Topic RS: Completeness and Soundness

2 Why the rules are good, part 2

In
, you learned one reason why the
rules of our natural deduction system are good:
the system is sound.
But this is not all we want to know about
our system. We also want to know whether or
not the rules are strong enough to show everything
we need to show. In one exercise in Topic 1.2.3,
you derived the tautology "(A → A)". But is the system
strong enough to let you derive
any tautology?
For example, is the system strong enough
to let you derive "(A → (A
B))" or "(~A A)"?
What about a valid sequent like "A, (B → ~A)
~B"?
WIll the system permit you to derive the conclusion
"~B" from the premises "A" and "(B → ~A)"?
WIll the system permit you to derive the conclusion
of
any valid sequent from its premises?

2.1 Is the system strong enough?

Exercise 2.1a

Show that "(A → (A
B))" is a tautology in two
different ways.

The formula in exercise 2.1a is not very difficult
to derive in our natural deduction system. But, as
you have seen, sometimes it is not easy to make
a certain derivation. Sometimes, you get stuck,
and you are not certain how to reach your goal.

Suppose you are trying to derive "((A
~B) → ~(~A & B))".
This is a tautology. So we would like to be able to derive
this formula using our rules.

But suppose you start making the derivation, and you
get stuck. What should you think then? Perhaps there
is a derivation of this formula, but you have not tried hard
enough to find it. Maybe if you work harder you will eventually
find a derivation. But, on the other hand, maybe there is no
derivation of this formula in our system. Perhaps the system
is not strong enough to derive this formula. Perhaps the system
has the wrong rules, or not enough rules.

Exercise 2.1b

Show that "((A
~B) → ~(~A & B))" is a tautology in two
different ways.

Exercise 2.1c

Suppose we remove Rules →I, ~I and ~E from the system.
Is it still possible to derive "((A
~B) → ~(~A & B))"?

2.2 The system is complete

Our system is strong enough to derive every tautology.
Indeed, our system is strong enough to derive the
conclusion of every valid sequent from its premises.
In a word, the system is
complete. Being complete
is a good thing, because it means that we are not missing
any rules. Our rules are strong enough.

Here is
completeness defined, in symbols:

For any formula
φ, if φ then φ.

and

For any formula
φ, and list of formulas X,
if
X φ then X φ.

It is possible to prove that our system is complete
by careful reasoning. But that is a job for a more
advanced course. For now, the main thing
is to understand what completeness is.

2.3 Are all the rules necessary?

Exercise 2.3a

Suppose we get rid of some of the rules.
For example, suppose we remove rules
I and E.
Would the system still be complete?

If we remove rules I and E the system
will no longer be complete. There are formulas
which we can no longer derive. For example,
we can no longer derive
"(AA)".

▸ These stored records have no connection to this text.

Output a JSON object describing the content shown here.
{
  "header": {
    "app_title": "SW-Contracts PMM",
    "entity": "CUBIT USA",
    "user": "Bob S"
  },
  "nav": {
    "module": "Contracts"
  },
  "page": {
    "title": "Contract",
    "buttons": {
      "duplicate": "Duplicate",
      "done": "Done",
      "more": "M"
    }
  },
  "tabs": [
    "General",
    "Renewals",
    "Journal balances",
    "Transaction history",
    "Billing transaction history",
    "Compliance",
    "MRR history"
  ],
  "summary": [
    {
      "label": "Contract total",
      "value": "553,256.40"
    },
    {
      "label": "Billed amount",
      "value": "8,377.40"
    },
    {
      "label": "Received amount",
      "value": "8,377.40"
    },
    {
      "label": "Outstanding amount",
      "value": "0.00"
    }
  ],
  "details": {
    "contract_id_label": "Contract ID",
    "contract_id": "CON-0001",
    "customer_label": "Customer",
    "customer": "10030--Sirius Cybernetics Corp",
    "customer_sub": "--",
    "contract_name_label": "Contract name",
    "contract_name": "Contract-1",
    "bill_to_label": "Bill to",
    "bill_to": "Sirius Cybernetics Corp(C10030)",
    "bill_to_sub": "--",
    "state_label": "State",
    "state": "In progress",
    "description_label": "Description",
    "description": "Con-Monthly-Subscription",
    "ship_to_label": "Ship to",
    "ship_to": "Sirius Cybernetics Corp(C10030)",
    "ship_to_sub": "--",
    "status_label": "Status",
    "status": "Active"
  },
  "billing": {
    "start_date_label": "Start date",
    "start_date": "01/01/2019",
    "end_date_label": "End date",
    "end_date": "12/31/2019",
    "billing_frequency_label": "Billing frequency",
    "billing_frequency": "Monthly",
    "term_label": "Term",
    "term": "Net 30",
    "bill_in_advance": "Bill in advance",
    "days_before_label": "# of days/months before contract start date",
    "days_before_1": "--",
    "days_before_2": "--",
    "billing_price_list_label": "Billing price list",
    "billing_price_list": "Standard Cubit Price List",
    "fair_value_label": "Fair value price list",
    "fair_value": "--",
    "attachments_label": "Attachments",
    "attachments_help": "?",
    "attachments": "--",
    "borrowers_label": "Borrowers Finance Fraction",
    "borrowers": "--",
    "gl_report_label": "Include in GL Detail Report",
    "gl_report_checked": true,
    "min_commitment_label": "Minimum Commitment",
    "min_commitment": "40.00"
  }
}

Thus, if we revise our system by removing some rules,
then the system might no longer be complete.
The revised system is not complete if there is some
formula which was derivable in the original system,
but not derivable in the revised system.

Exercise 2.3b

Suppose we add the following new rule
to our system:

Flip rule
If you have derived φ, you can write down ~φ,
depending on everything φ depends on.

Would the revised system still be complete?

2.4 Two methods

One way show that a sequent is valid is to make
a truth table. You learned how in a previous topic.
If there is no line in the truth table where all
the premises are
T and the conclusion is F then
the sequent is valid.

Another way to show that a sequent is valid is to
make a derivation in our natural deduction system.
If you can derive the conclusion of the sequent from
its premises then that sequent is valid.

One way to show that a sequent is
not valid is to make
a truth table. If there is a line in the truth table where
all the premises are
T and the conclusion is F then
the sequent is not valid.

Is there another way to show that a sequent is not valid?
Our natural deduction system does not provide a
method that can always show that an invalid sequent
is invalid. If the sequent is invalid there is no derivation
of the conclusion from the premises in our system.
(If there were a derivation then our system would not
be sound.) Following the rules of our system does not
tell us that there is no derivation. Trying make a derivation
and failing is not a method to show that there is no derivation.
(Maybe you haven't tried hard enough!)

So in one important respect the truth table method is
more powerful than our natural deduction system
for sentential logic. The truth table method can always determine
whether or not a sequent is valid. However, our natural deduction
system does not provide a method to determine in every case
whether or not a sequent is valid.

2.5 Within and about the system

In Topic RS01 and Topic RS02 you have learned that our system
of sentential logic is both sound and complete.
In these Topics, instead of working
within the system,
you have studied